Arbor Law’s Legal Operations expert Neil Smith has so far covered everything from the basics of what Legal Operations is, to excellence in service delivery, how to get started with legal technology and how to optimise your team of lawyers.
In this final blog, we will be discussing continuous improvement.
With your new legal operations strategy and structure in place, how do you ensure you and your legal team keep optimising your legal function so that it delivers ongoing value to the business and just keeps on improving?
So Neil, lawyers often strive for perfection and are hesitant to take risks or embrace failure. How can Legal Operations help shift this mindset and create an environment where team members feel empowered to experiment, learn, and continuously improve?
A successful Legal Operations program or strategy must start by asking, “How can we make things better?”
The keyword here is “better.” Striving for perfection from the beginning only delays progress. I’m not suggesting shortcuts; rather, I advocate a practical, agile approach. Begin with small initiatives that yield tangible results, then expand. To make things better, you must understand your current position and your destination. Leaders, such as GCs, CEOs, and other C-suite members, should embody these values to influence the mindset throughout the team.
In your experience, what practical strategies can Legal Ops professionals implement to promote a culture of continuous improvement within the legal team? Are there specific methods or approaches that work?
The Smoother Operations series has featured these three key questions in almost every blog and it applies here as well. It always starts with thought around:
Begin by reviewing and analysing current legal team activities, from granular matters to task and complexity reporting via time recording exercises.
These insights will guide your continuous improvement plan. Examples from my experience include consideration of more efficient work completion and automation solutions as well as team structure refinement, improved data analytics, MI/KPI metrics and dashboard development.
What role can leadership play in fostering a culture of continuous improvement within the legal team? How can leaders set the tone and provide the support and resources for lawyers to embrace innovation and learn from failures?
Leadership plays a key role in setting the tone and fostering a culture of continuous improvement to enable a legal team to be operationally robust. This should shine through in every interaction between leadership and its team of legal professionals. Good practical examples might be things such as “Innovation Awards”, standing continuous improvement and innovation agenda items in weekly team meetings with rotating speakers, and holding “Lessons Learned” sessions at the end of every project. In these sessions, the focus should be on improvement, not blame or highlighting mistakes. It’s about failing forward.
Are there specific tools or processes that Legal Operations professionals can adopt to support continuous improvement?
One effective process is periodic time tracking exercises. Although the initial reaction may be an audible groan, it’s essential to clarify the purpose:
It can uncover duplicated work within the team and across business units.

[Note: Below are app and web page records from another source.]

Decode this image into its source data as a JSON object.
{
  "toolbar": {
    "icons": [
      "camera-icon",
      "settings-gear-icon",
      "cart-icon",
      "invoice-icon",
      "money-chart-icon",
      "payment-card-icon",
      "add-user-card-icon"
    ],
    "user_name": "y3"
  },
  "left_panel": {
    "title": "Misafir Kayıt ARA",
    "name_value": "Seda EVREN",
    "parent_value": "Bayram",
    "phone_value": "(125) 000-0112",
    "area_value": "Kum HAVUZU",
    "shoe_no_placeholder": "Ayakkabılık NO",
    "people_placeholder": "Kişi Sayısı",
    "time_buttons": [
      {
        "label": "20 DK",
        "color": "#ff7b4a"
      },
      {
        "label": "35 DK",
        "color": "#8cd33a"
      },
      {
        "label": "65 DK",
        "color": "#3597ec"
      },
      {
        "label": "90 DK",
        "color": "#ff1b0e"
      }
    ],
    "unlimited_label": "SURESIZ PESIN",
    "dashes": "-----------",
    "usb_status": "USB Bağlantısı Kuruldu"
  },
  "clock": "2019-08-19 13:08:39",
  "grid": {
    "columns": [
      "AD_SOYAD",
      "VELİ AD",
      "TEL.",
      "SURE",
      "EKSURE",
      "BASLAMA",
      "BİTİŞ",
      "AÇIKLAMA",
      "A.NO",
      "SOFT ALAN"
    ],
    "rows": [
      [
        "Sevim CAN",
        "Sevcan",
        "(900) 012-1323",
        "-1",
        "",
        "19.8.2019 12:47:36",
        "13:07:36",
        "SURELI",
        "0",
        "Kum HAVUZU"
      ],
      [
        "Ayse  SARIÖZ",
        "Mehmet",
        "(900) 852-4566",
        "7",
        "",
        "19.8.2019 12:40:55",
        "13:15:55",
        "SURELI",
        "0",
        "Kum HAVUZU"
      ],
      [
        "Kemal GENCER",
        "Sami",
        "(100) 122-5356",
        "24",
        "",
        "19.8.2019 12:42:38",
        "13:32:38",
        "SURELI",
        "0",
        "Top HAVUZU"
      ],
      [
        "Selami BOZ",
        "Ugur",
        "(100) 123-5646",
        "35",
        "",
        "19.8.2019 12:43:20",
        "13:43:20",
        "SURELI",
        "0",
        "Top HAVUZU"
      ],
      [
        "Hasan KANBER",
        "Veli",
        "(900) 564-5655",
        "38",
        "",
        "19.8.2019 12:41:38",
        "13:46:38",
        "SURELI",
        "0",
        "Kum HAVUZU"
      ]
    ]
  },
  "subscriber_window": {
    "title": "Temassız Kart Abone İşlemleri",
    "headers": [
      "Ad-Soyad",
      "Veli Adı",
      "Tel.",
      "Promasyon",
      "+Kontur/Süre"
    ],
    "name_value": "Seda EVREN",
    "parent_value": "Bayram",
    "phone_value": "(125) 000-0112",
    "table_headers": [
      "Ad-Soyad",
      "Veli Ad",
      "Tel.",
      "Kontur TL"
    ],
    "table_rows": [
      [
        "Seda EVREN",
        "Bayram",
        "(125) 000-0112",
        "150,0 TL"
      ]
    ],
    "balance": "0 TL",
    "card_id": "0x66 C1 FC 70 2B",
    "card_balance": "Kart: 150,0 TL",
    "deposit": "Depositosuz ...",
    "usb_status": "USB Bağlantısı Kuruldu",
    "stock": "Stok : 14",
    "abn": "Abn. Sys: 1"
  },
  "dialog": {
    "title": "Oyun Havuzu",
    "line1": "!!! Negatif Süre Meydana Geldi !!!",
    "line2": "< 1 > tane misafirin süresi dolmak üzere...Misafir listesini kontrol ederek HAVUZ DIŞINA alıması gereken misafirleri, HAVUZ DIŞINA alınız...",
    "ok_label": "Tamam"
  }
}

When combined with complexity analysis, it helps match work complexity with the right individuals and/or cheaper more automated solutions.
I recommend running time-tracking exercises for two-week periods every quarter to gather meaningful data.
In your view, what qualities enable Legal Operations professionals to manage failure effectively and embrace continuous improvement?
Simplicity, an open mind, questioning, and the avoidance of a blame culture are vital. Again, my top three questions for resolving issues and identifying areas for improvement are:
The resulting outputs often require prioritization. Consider cost-benefit analysis and think laterally across the business, not just within the legal team. Ensure that continuous improvement activities align with and optimize existing processes and solutions unless, of course, those existing processes and solutions are not themselves fit for purpose.
A good example of this is ensuring that any continuous improvement activities undertaken re CLM (contract lifecycle) process improvement tie in to, and also optimise, any already embedded CRM (customer relationship management) processes or solutions with which the CLM solution might want to integrate, or at least speak to.
How does self-reflection and self-assessment fit into a continuous improvement approach?
Self-reflection and self-assessment are crucial for continuous improvement. Regularly schedule agenda items for continuous improvement discussions to surface ideas and emphasize their importance. Also, it’s so important as lawyers and legal operations professionals, to allocate time for personal self-reflection and improvement. Keep track of inspirations using cloud-based notes which you can use from all your devices. The best ideas sometimes come out of hours after all!
This brings our Smoother Operations blog series to a close for the time being. If you are a legal team looking for support driving legal operations and would like to work with a consultant who has worked on major transformation projects across law firms and in-house teams, contact Neil Smith to review plans for your legal team in 2024.